The new stage design was only the first of many interesting changes in this tour. The song introductions had always been something special in Genesis. Peter Gabriel brought them to perfection, while Phil Collins prefers to continue the tradition in a spartan form and on a different level. His announcements on the tour were rather calculated to interact with the audience than tell peculiar stories. When he welcomed the audience he would tell them that the city in which they were was the centre of the universe. After the strong applause he would add that we was going to tell the same nonsense the next day in the next city. His announcement “Tonight we will be playing new songs” (applause), “old songs” (more applause) “and perhaps even some really old songs” (enthusiastic applause) would also get the audience going. The highlight of Phil’s communication with the audience took place before Home By The Sea. It would begin with his excited yell “It’s audience participation time”, and then the complete audience was involved in the “ghosthunting”. The point of the exercise was to get in contact with the “other world”. For this the audience had to stretch their hands into the air which was supposed to make the lights on the ceiling go low. At the end of this “contact making” he asked everybody to put their hands behind their ears and shout: “Masturbation doesn’t make me deaf!” The latter part was dropped over time and not used at all in England. Another famous interaction with the audience led to Illegal Alien. The band put on dark sunglasses; Phil also wore a checkered jacket that was slightly too tight for him and a big radio with a cassette deck. After complaining about the hardships of the tour (“Every night different audiences, different cities, every night different hotel rooms, different girls, different positions, different musicians…”) he held up the radio to his ear and listened to bits of several other songs, e.g. Van Halen’s Jump, Genesis’ Mama or assorted solo songs by Phil – the selection woud vary over time. Funnily enough, a couple of roadies came on stage and sang along during the chorus as a backing choir on their five nights at the NEC Birmingham; this did apparently not happen in the U.S. or Canada.

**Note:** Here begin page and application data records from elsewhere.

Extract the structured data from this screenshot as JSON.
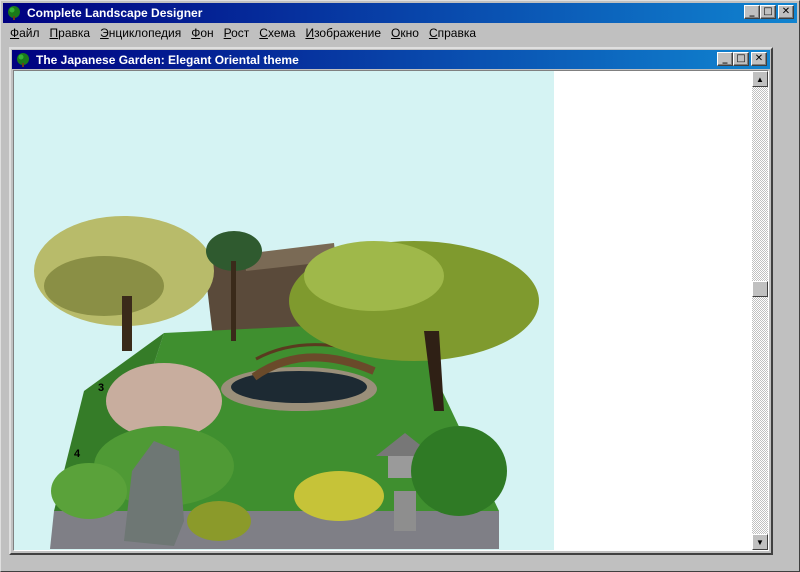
{
  "app": {
    "title": "Complete Landscape Designer",
    "icon": "tree-icon"
  },
  "menu": [
    {
      "label": "Файл",
      "u": "Ф",
      "rest": "айл"
    },
    {
      "label": "Правка",
      "u": "П",
      "rest": "равка"
    },
    {
      "label": "Энциклопедия",
      "u": "Э",
      "rest": "нциклопедия"
    },
    {
      "label": "Фон",
      "u": "Ф",
      "rest": "он"
    },
    {
      "label": "Рост",
      "u": "Р",
      "rest": "ост"
    },
    {
      "label": "Схема",
      "u": "С",
      "rest": "хема"
    },
    {
      "label": "Изображение",
      "u": "И",
      "rest": "зображение"
    },
    {
      "label": "Окно",
      "u": "О",
      "rest": "кно"
    },
    {
      "label": "Справка",
      "u": "С",
      "rest": "правка"
    }
  ],
  "document": {
    "title": "The Japanese Garden: Elegant Oriental theme",
    "icon": "tree-icon"
  },
  "controls": {
    "minimize": "_",
    "maximize": "□",
    "close": "✕"
  },
  "scroll": {
    "up": "▲",
    "down": "▼",
    "position": 0.45
  },
  "colors": {
    "title_active_start": "#000080",
    "title_active_end": "#1084d0",
    "canvas_sky": "#d5f3f3",
    "lawn": "#3f8f2f"
  },
  "garden_labels": [
    "4",
    "3"
  ]
}
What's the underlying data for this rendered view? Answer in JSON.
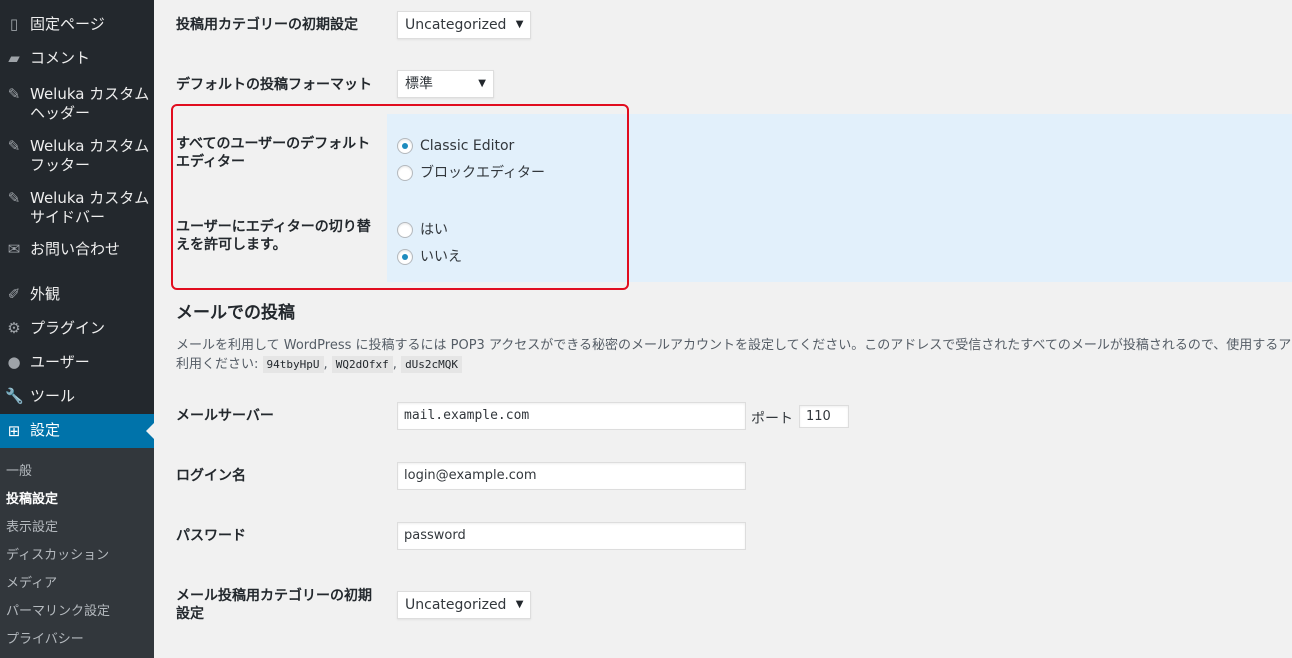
{
  "sidebar": {
    "items": [
      {
        "icon": "page-icon",
        "glyph": "▯",
        "label": "固定ページ"
      },
      {
        "icon": "comment-icon",
        "glyph": "▰",
        "label": "コメント"
      },
      {
        "icon": "pin-icon",
        "glyph": "✎",
        "label": "Weluka カスタムヘッダー"
      },
      {
        "icon": "pin-icon",
        "glyph": "✎",
        "label": "Weluka カスタムフッター"
      },
      {
        "icon": "pin-icon",
        "glyph": "✎",
        "label": "Weluka カスタムサイドバー"
      },
      {
        "icon": "mail-icon",
        "glyph": "✉",
        "label": "お問い合わせ"
      },
      {
        "icon": "appearance-icon",
        "glyph": "✐",
        "label": "外観"
      },
      {
        "icon": "plugin-icon",
        "glyph": "⚙",
        "label": "プラグイン"
      },
      {
        "icon": "user-icon",
        "glyph": "●",
        "label": "ユーザー"
      },
      {
        "icon": "tools-icon",
        "glyph": "🔧",
        "label": "ツール"
      },
      {
        "icon": "settings-icon",
        "glyph": "⊞",
        "label": "設定"
      }
    ],
    "submenu": [
      "一般",
      "投稿設定",
      "表示設定",
      "ディスカッション",
      "メディア",
      "パーマリンク設定",
      "プライバシー"
    ]
  },
  "settings": {
    "default_category_label": "投稿用カテゴリーの初期設定",
    "default_category_value": "Uncategorized",
    "default_format_label": "デフォルトの投稿フォーマット",
    "default_format_value": "標準",
    "editor_label": "すべてのユーザーのデフォルトエディター",
    "editor_options": [
      "Classic Editor",
      "ブロックエディター"
    ],
    "editor_selected": "Classic Editor",
    "allow_switch_label": "ユーザーにエディターの切り替えを許可します。",
    "allow_switch_options": [
      "はい",
      "いいえ"
    ],
    "allow_switch_selected": "いいえ"
  },
  "mail": {
    "section_title": "メールでの投稿",
    "description_line1": "メールを利用して WordPress に投稿するには POP3 アクセスができる秘密のメールアカウントを設定してください。このアドレスで受信されたすべてのメールが投稿されるので、使用するアト",
    "description_line2_prefix": "利用ください:",
    "codes": [
      "94tbyHpU",
      "WQ2dOfxf",
      "dUs2cMQK"
    ],
    "sep": ",",
    "server_label": "メールサーバー",
    "server_value": "mail.example.com",
    "port_label": "ポート",
    "port_value": "110",
    "login_label": "ログイン名",
    "login_value": "login@example.com",
    "password_label": "パスワード",
    "password_value": "password",
    "category_label": "メール投稿用カテゴリーの初期設定",
    "category_value": "Uncategorized"
  }
}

That was only one of many changes the set would undergo in the course of the tour. The medley (1) at various times consisted of:

- Eleventh Earl Of Mar / Squonk / Firth Of Fifth (in lowa und Milwaukee);
- Eleventh Earl Of Mar / Behind the Lines / Firth Of Fifth / Musical Box (in Los Angeles);
- Eleventh Earl Of Mar / The Lamb Lies Down On Broadway / Firth Of Fifth / Musical Box (in Kansas)

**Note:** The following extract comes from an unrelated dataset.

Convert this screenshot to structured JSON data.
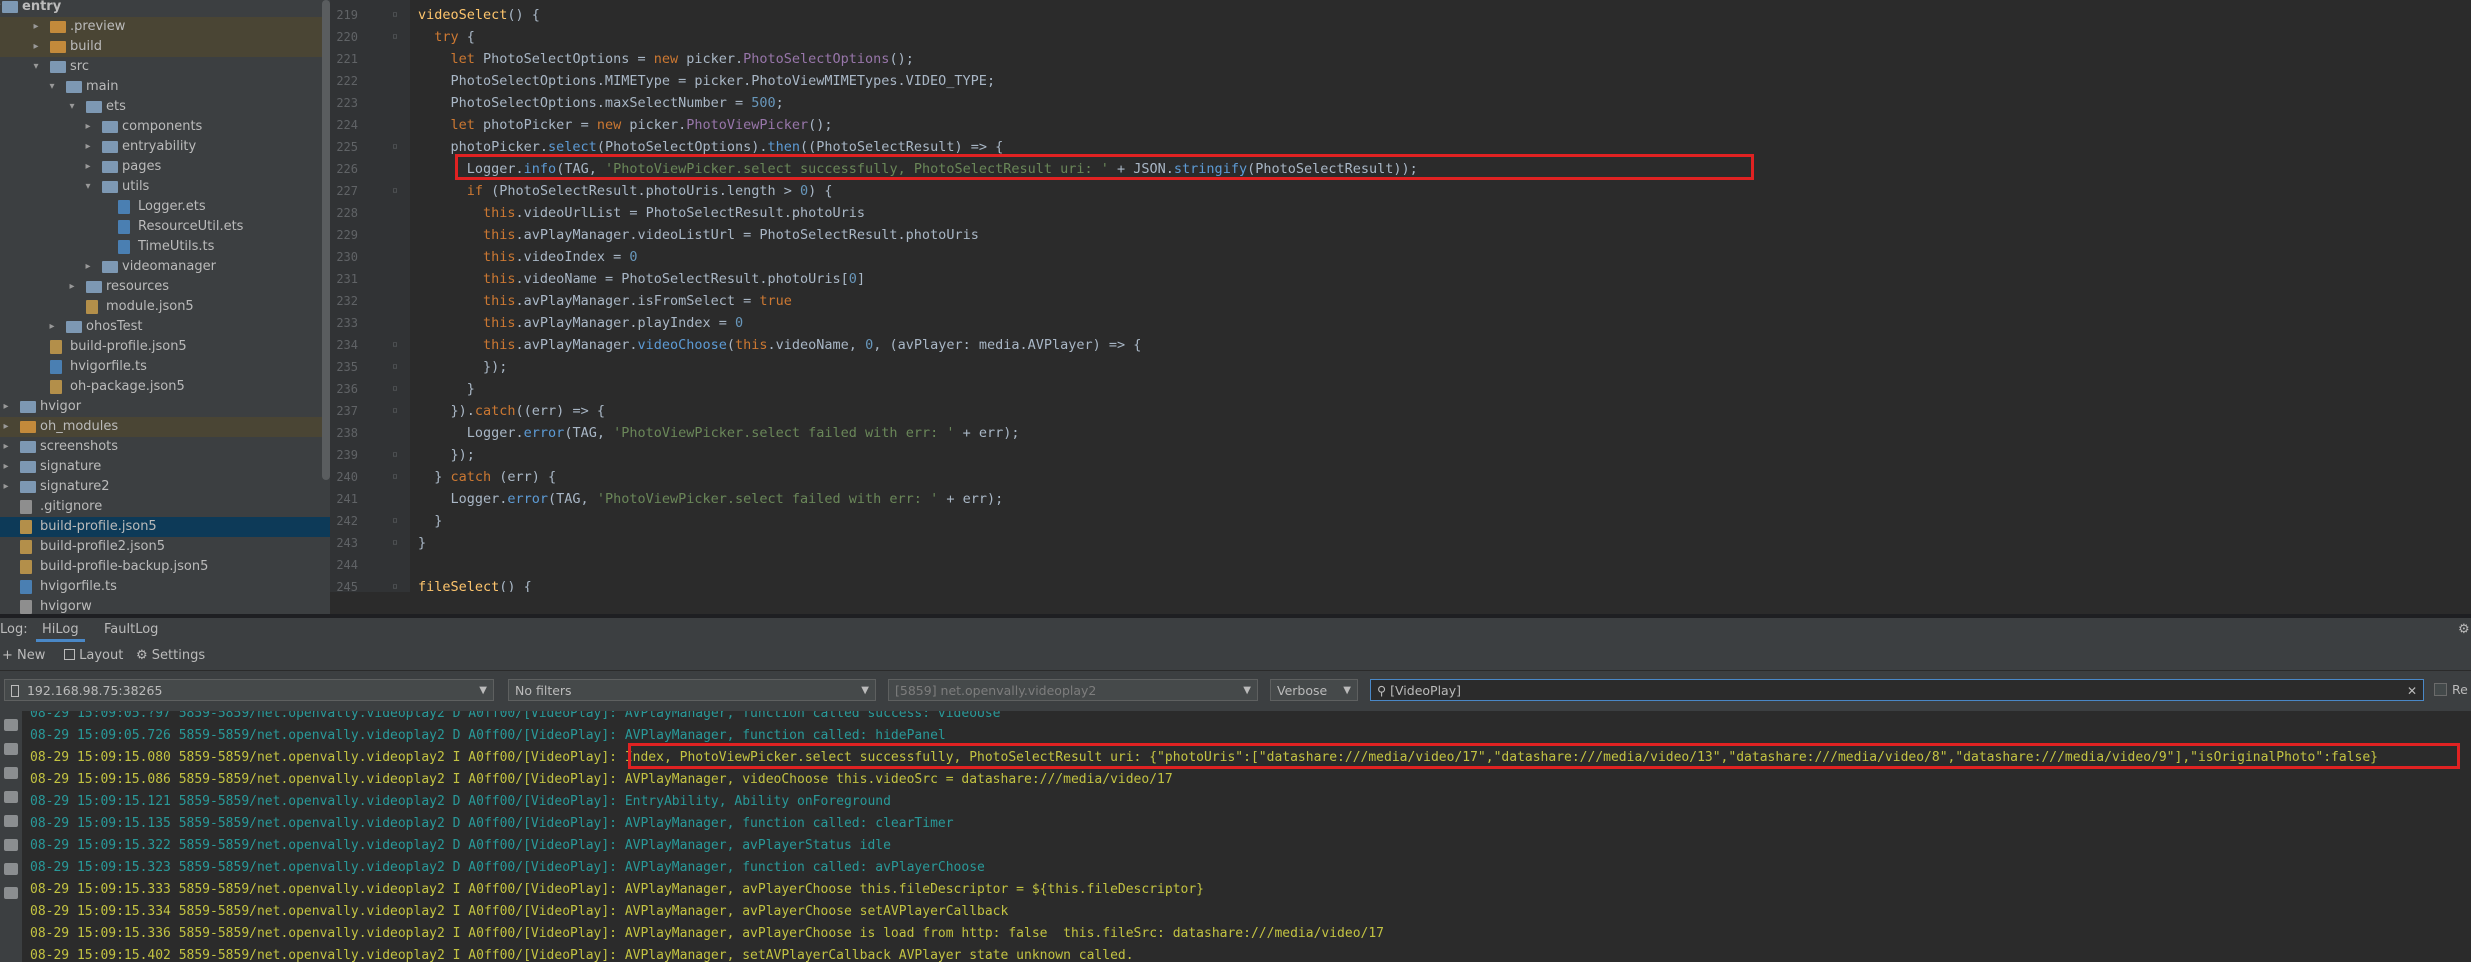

Carpet Crawlers was alternately played and dropped, and so was Misunderstanding. Turn It On Again was extended by Phil to introduce the band and thank the audience. Brief cover versions of songs such as Everybody Needs Somebody (To Love), Satisfaction and In The Midnight Hour were built into this part of the song and, again, underwent considerable changes. Occasionally they played a bit of Police’s Every Breath You Take, and the UK audience were treated to and reacted less than pleased to Culture Club’s Karma Chameleon. Really confusing, all in all.

The tour was a bit success again because it offered something for every fan. Two remarkable facts ought to be mentioned in the end: Audiences of the Mama tour were the last (so far) to see Mike play the double-neck guitar. The instrument was a remnant of the 70s Genesis and it fell out of use after the tour. A couple of dates had to be rescheduled in January and February because Phil had problems with his voice. Soon after the tour an official concert video was released: Genesis Live – The Mama Tour was recorded during the NEC shows in England. Unfortunately the opportunity was missed to give the fans a whole show. As far as the variations in the songs the video remains pale when compared with the real tour.

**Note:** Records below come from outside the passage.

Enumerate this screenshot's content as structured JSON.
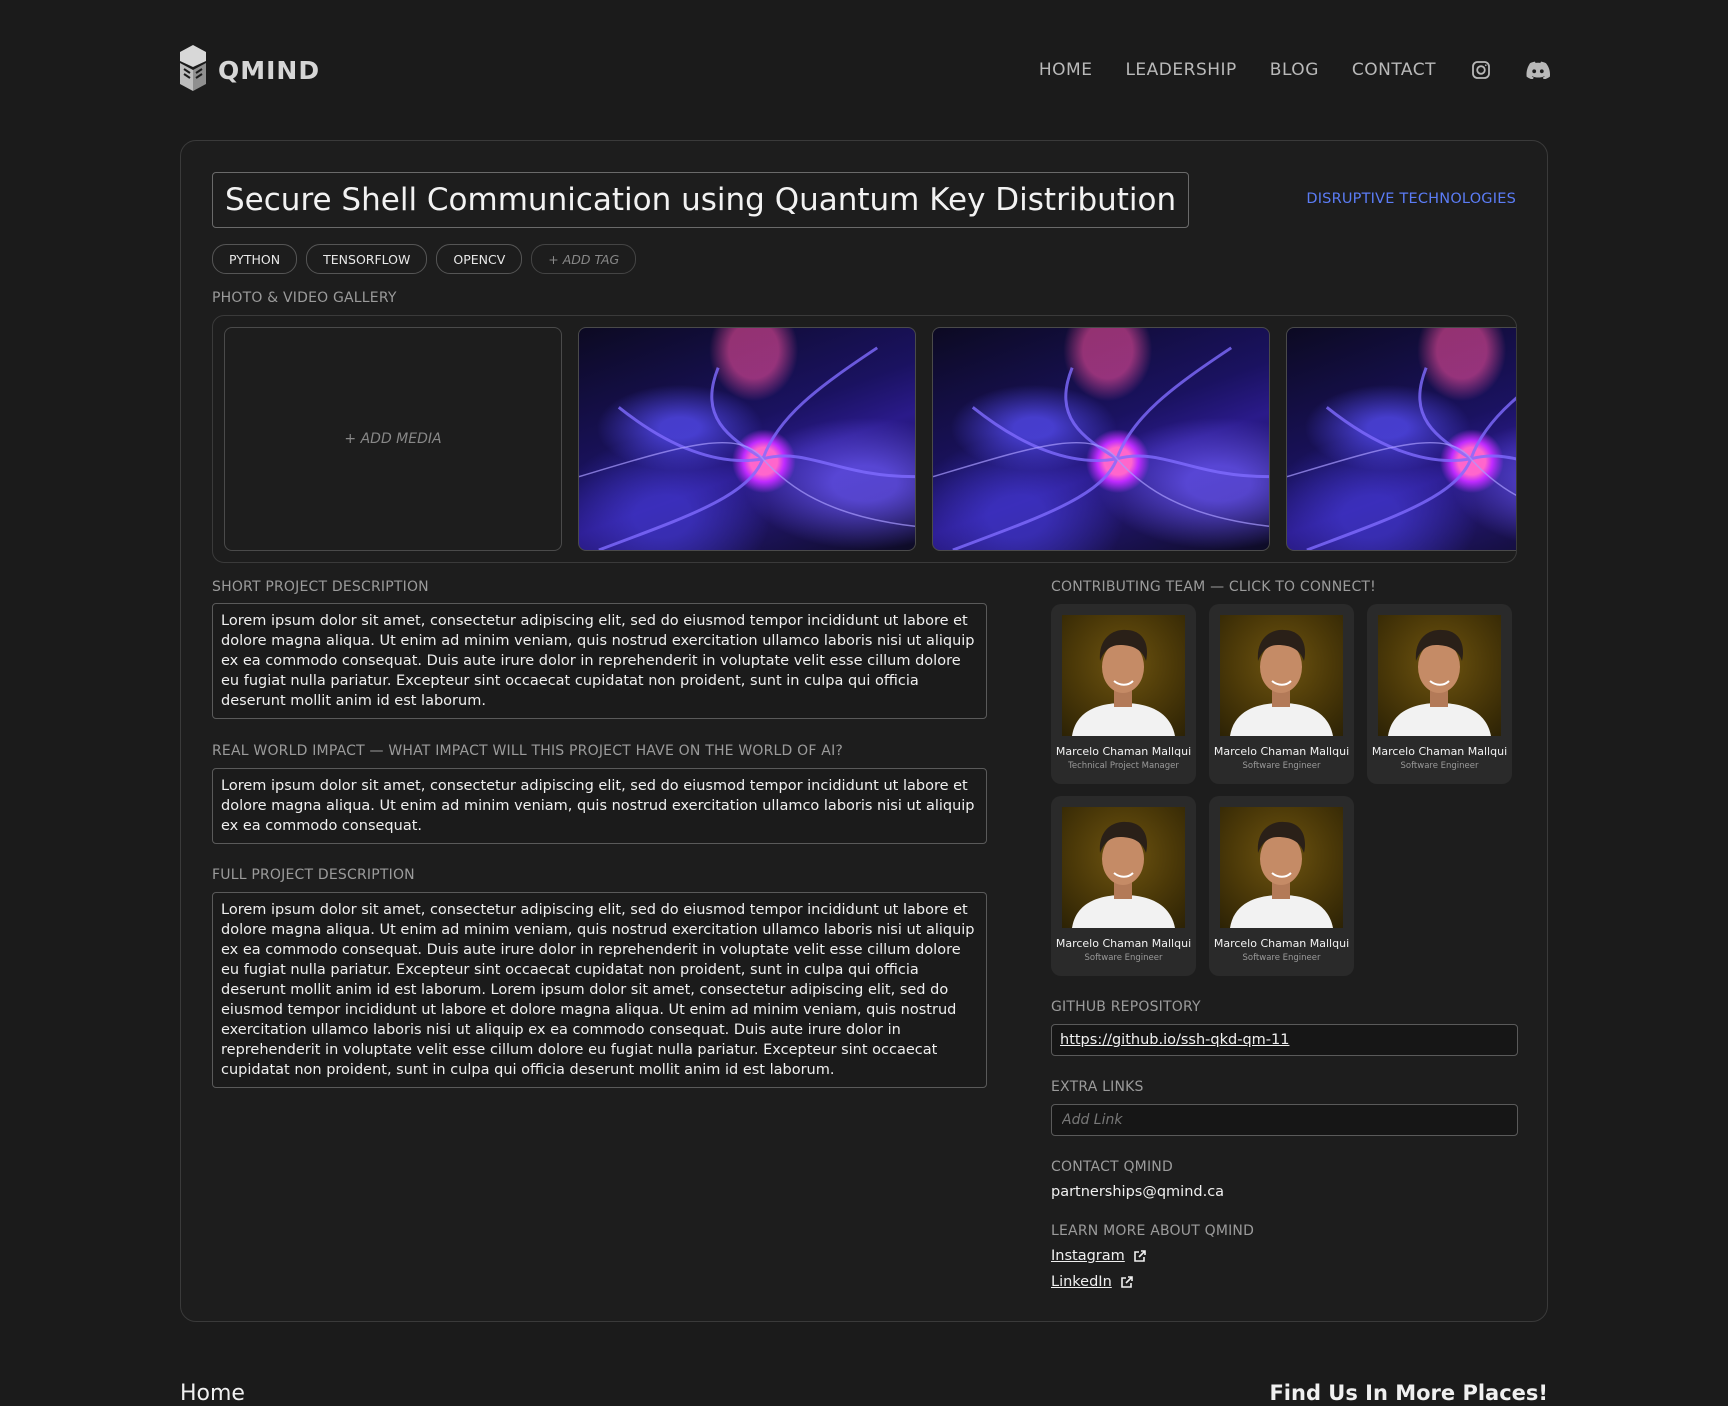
{
  "brand": {
    "name": "QMIND"
  },
  "nav": {
    "items": [
      "HOME",
      "LEADERSHIP",
      "BLOG",
      "CONTACT"
    ],
    "icons": [
      "instagram-icon",
      "discord-icon"
    ]
  },
  "project": {
    "title": "Secure Shell Communication using Quantum Key Distribution",
    "category": "DISRUPTIVE TECHNOLOGIES",
    "tags": [
      "PYTHON",
      "TENSORFLOW",
      "OPENCV"
    ],
    "add_tag": "+ ADD TAG",
    "gallery_label": "PHOTO & VIDEO GALLERY",
    "add_media": "+ ADD MEDIA",
    "short_label": "SHORT PROJECT DESCRIPTION",
    "short_text": "Lorem ipsum dolor sit amet, consectetur adipiscing elit, sed do eiusmod tempor incididunt ut labore et dolore magna aliqua. Ut enim ad minim veniam, quis nostrud exercitation ullamco laboris nisi ut aliquip ex ea commodo consequat. Duis aute irure dolor in reprehenderit in voluptate velit esse cillum dolore eu fugiat nulla pariatur. Excepteur sint occaecat cupidatat non proident, sunt in culpa qui officia deserunt mollit anim id est laborum.",
    "impact_label": "REAL WORLD IMPACT — WHAT IMPACT WILL THIS PROJECT HAVE ON THE WORLD OF AI?",
    "impact_text": "Lorem ipsum dolor sit amet, consectetur adipiscing elit, sed do eiusmod tempor incididunt ut labore et dolore magna aliqua. Ut enim ad minim veniam, quis nostrud exercitation ullamco laboris nisi ut aliquip ex ea commodo consequat.",
    "full_label": "FULL PROJECT DESCRIPTION",
    "full_text": "Lorem ipsum dolor sit amet, consectetur adipiscing elit, sed do eiusmod tempor incididunt ut labore et dolore magna aliqua. Ut enim ad minim veniam, quis nostrud exercitation ullamco laboris nisi ut aliquip ex ea commodo consequat. Duis aute irure dolor in reprehenderit in voluptate velit esse cillum dolore eu fugiat nulla pariatur. Excepteur sint occaecat cupidatat non proident, sunt in culpa qui officia deserunt mollit anim id est laborum. Lorem ipsum dolor sit amet, consectetur adipiscing elit, sed do eiusmod tempor incididunt ut labore et dolore magna aliqua. Ut enim ad minim veniam, quis nostrud exercitation ullamco laboris nisi ut aliquip ex ea commodo consequat. Duis aute irure dolor in reprehenderit in voluptate velit esse cillum dolore eu fugiat nulla pariatur. Excepteur sint occaecat cupidatat non proident, sunt in culpa qui officia deserunt mollit anim id est laborum."
  },
  "team": {
    "label": "CONTRIBUTING TEAM — CLICK TO CONNECT!",
    "members": [
      {
        "name": "Marcelo Chaman Mallqui",
        "role": "Technical Project Manager"
      },
      {
        "name": "Marcelo Chaman Mallqui",
        "role": "Software Engineer"
      },
      {
        "name": "Marcelo Chaman Mallqui",
        "role": "Software Engineer"
      },
      {
        "name": "Marcelo Chaman Mallqui",
        "role": "Software Engineer"
      },
      {
        "name": "Marcelo Chaman Mallqui",
        "role": "Software Engineer"
      }
    ]
  },
  "github": {
    "label": "GITHUB REPOSITORY",
    "url": "https://github.io/ssh-qkd-qm-11"
  },
  "extra_links": {
    "label": "EXTRA LINKS",
    "placeholder": "Add Link"
  },
  "contact": {
    "label": "CONTACT QMIND",
    "email": "partnerships@qmind.ca"
  },
  "learn_more": {
    "label": "LEARN MORE ABOUT QMIND",
    "links": [
      "Instagram",
      "LinkedIn"
    ]
  },
  "footer": {
    "home": "Home",
    "find": "Find Us In More Places!"
  },
  "colors": {
    "accent": "#5b7cf5",
    "background": "#1b1b1b",
    "card": "#1d1d1d"
  }
}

by Peter Schütz and Mike Jackson
translated by Martin Klinkhardt